His alleged crimes and weaknesses include letting Mudd and Leah starve. But I am not my brother's keeper. Why should he have accepted the responsibility of supporting them as if they were his family? They were not his children. He had to consider his own survival first, and that was at times difficult. He is accused of self indulgence. He was not able to support, materially, all the various weaklings who crossed his path. Did he ever imply, misleadingly, that he could? Unlike Bhagwan, or the Scientologists, his organisation offered no security to its members. Unfortunately, the law of Do What Thou Wilt did not work well for some people. Too many came to bad ends, seeming damnation. Crowley appeared to be preaching a philosophy of dangerous bohemianism. Why did his personality appear to drive women mad? He never went to prison, though he came close to it once. He has been reproached for his behaviour on the mountain, for an incompletely cut ice step, and for not going out to search for the missing people. Was that funk? He may have been guilty of trying to justify himself after the event, of self justification in the face of crimes and weakness.
Crowley the Beast made a morality out of immorality.
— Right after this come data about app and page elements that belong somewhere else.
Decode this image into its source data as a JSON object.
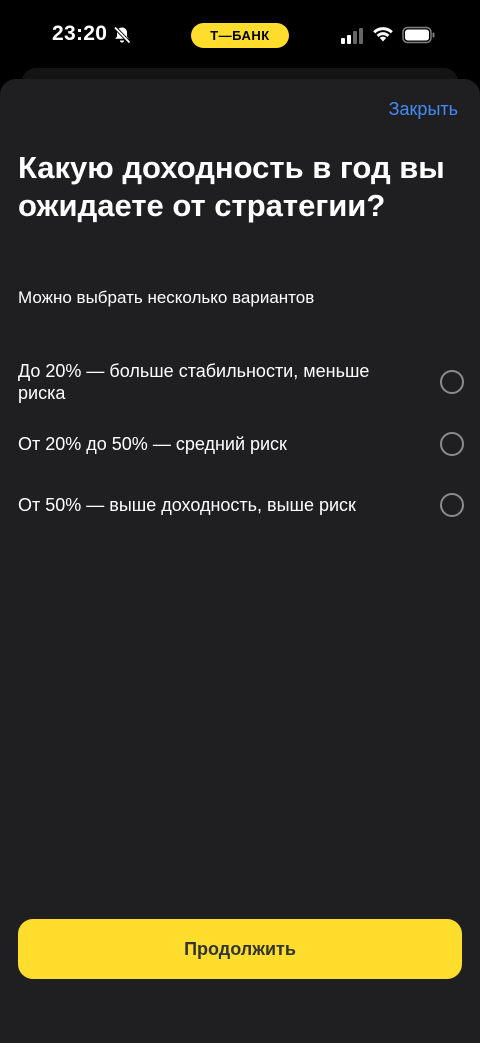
{
  "status_bar": {
    "time": "23:20",
    "carrier": "Т—БАНК",
    "icons": [
      "bell-muted-icon",
      "signal-icon",
      "wifi-icon",
      "battery-icon"
    ]
  },
  "sheet": {
    "close_label": "Закрыть",
    "title": "Какую доходность в год вы ожидаете от стратегии?",
    "subtitle": "Можно выбрать несколько вариантов",
    "options": [
      {
        "label": "До 20% — больше стабильности, меньше риска",
        "selected": false
      },
      {
        "label": "От 20% до 50% — средний риск",
        "selected": false
      },
      {
        "label": "От 50% — выше доходность, выше риск",
        "selected": false
      }
    ],
    "continue_label": "Продолжить"
  },
  "colors": {
    "accent": "#FFDD2D",
    "link": "#428BF9",
    "sheet_background": "#1F1F21"
  }
}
It is shocking that madness and suicide should so follow in his wake. It shows how far he was from being the King Lamus figure he sometimes projected. But this shockingness also seems to express some teaching, perhaps a mystical message worth meditating upon. Crowley lived out his Beast role. As to the Beast, one is not called to an Imitatio Crowleyi. Not having that historical role to play, one does not have to be utterly callous and selfish to all one's friends and lovers. One can be inspired by it, without feeling any need to imitate it.
fascination for Crowley is an essentially statistical phenomenon. A proportion
of young people who read "The Great Beast" would feel a close
identification with him. Because they feel as they do they also feel a sense of
superiority, of being in possession of some superior insight. Not that, at
their age, their insight could be any greater than the man chosen by Crowley himself
to be his biographer. The Crowley discovered at age 14, can continue to have
profound value and significance throughout life. His appeal is far more than
something merely adolescent. Crowley was a deliverer from weltschmerz, he
represented affirmation in a strong form. In the war against Ialdabaoth, as in
all wars, sometimes extreme measures are necessary. Oppression by the zeitgeist
continues, whether we feel it as Christianity, grundyism, capitalism,
socialism, materialism, democracy, or whatever. It is all too easy to pick on
one of these, identifying most strongly with its enemies, fervently denouncing
it as the heart and essence of an evil that really runs much deeper.
eponyomous hero of a novel by Arstibashyev, a Russian portrayal of a
Nietzschean superman from a largely sexual angle.
* Recently published book*
(Placing the Beast in his cultural background)
(If you don’t want to buy it please order from your local library)